Bartholomew Nagy, Carbonaceous Meteorites, Elsevier Scientific Publishing Company 1975.
William R. Newcott, "The Age of Comets" p 94-109 v 192 n 6 National Geographic, December, 1997.
Paul J. Thomas, Christopher F. Chyba and Christopher P. McKay, eds., Comets and the Origin and Evolution of Life. Springer-Verlag, New York, Inc. 1997.
Related WebsitesThe Leonid Sample Return Mission from Space Science News at Marshall Space Flight Center, 16 November 1998.
Chemical Measurements of Comet Hyakutake Suggest a New Class of Comets: News release 96-108 from NASA JPL.
Meteorites and Comets: Organic Matter and Exobiological Hypotheses, 1834-Present: a large, categorized, annotated bibliography in "The Net Advance of Physics" by N. Redington and K.R. Keck at MIT.
SpaceViews: Comet Hale Bopp. SpaceViews is a monthly publication of the Boston chapter of the National Space Society.
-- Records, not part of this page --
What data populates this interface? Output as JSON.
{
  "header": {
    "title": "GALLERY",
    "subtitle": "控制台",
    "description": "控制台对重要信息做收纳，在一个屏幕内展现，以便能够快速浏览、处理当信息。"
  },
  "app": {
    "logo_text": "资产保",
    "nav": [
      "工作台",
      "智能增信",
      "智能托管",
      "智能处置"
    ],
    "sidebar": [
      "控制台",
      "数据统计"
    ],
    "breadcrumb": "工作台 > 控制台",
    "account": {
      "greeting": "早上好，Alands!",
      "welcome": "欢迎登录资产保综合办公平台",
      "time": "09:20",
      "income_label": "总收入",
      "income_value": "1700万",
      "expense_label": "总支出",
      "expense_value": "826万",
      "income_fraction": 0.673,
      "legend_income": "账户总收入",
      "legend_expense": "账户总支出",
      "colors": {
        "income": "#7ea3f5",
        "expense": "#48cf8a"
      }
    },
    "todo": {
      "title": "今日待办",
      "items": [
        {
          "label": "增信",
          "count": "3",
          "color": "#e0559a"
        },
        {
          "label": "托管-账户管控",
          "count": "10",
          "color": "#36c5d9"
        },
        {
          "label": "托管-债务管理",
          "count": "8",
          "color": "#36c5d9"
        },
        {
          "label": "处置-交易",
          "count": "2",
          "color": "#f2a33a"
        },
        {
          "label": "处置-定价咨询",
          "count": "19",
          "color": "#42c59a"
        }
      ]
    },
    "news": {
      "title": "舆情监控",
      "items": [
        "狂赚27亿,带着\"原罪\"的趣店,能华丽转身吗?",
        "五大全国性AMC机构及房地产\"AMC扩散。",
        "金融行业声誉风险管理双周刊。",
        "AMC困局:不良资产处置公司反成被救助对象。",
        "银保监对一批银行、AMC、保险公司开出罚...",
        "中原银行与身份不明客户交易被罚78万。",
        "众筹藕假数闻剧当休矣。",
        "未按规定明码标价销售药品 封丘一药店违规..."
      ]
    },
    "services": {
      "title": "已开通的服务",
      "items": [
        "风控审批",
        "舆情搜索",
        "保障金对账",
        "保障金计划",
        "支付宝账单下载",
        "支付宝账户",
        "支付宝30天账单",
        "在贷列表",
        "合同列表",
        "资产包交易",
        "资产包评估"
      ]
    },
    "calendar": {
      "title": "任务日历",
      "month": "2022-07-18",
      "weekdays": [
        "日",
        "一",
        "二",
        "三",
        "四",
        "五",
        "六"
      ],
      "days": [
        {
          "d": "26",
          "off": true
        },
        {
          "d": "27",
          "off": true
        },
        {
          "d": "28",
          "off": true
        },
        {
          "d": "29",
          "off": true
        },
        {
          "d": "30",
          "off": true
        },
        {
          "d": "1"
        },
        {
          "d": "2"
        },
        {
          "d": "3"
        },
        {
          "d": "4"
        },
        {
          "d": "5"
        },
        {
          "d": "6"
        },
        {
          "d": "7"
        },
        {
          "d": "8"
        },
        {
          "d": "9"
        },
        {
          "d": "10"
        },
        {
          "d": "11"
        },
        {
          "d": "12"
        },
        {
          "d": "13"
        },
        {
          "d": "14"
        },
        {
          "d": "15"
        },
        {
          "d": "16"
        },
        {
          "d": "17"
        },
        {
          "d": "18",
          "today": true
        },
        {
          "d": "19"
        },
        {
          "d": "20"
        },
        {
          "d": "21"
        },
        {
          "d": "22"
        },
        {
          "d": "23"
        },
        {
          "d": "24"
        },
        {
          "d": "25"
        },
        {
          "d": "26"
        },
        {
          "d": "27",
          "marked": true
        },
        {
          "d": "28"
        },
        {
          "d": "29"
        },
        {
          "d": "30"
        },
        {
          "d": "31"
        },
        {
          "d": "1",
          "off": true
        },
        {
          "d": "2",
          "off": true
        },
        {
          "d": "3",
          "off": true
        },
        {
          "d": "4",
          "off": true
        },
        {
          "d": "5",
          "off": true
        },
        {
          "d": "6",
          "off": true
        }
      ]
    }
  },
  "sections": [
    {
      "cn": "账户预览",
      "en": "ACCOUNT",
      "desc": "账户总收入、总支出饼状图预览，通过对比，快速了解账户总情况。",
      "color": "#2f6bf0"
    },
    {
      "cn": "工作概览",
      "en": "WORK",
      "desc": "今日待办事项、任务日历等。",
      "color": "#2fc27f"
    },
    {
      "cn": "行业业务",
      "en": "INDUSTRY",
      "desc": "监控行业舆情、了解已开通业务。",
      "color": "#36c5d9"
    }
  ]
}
Stratospheric Dust: part of Planetary Materials Curation at NASA JSC.
NASA researchers: Comet shower triggered life on Earth by Don Knapp on CNN Interactive, April 17, 1997.
Comets, maintained by Ron Baalke, JPL, NASA.
Comets, one of Bill Arnett's Nine Planets, an excellent resource.
The Comet Hale-Bopp Home Page at NASA's Jet Propulsion Laboratory, Pasadena, CA, contains more than 3,200 images, including one obtained by a California astronomer the night after the comet was discovered in July 1995.
The Near-Live Comet Watching System at NASA Headquarters, Washington, DC, contains more than 1,300 images. Astronomers from Australia, Asia, Europe and the Americas have submitted images, which have been captured by everything from professional observatory equipment to the backyard gear of an amateur astronomer. The archives include photographs of the comet over San Francisco; Dublin, Ireland; and Genoa, Italy.
UMass Astronomers Report Comets May Have Introduced Interstellar Chemicals to Earth by Arthur Clifford, University of Massachusetts Amherst, 9 October 1996.
SKY Online's Comet Page by Sky Publishing Corporation, 1998.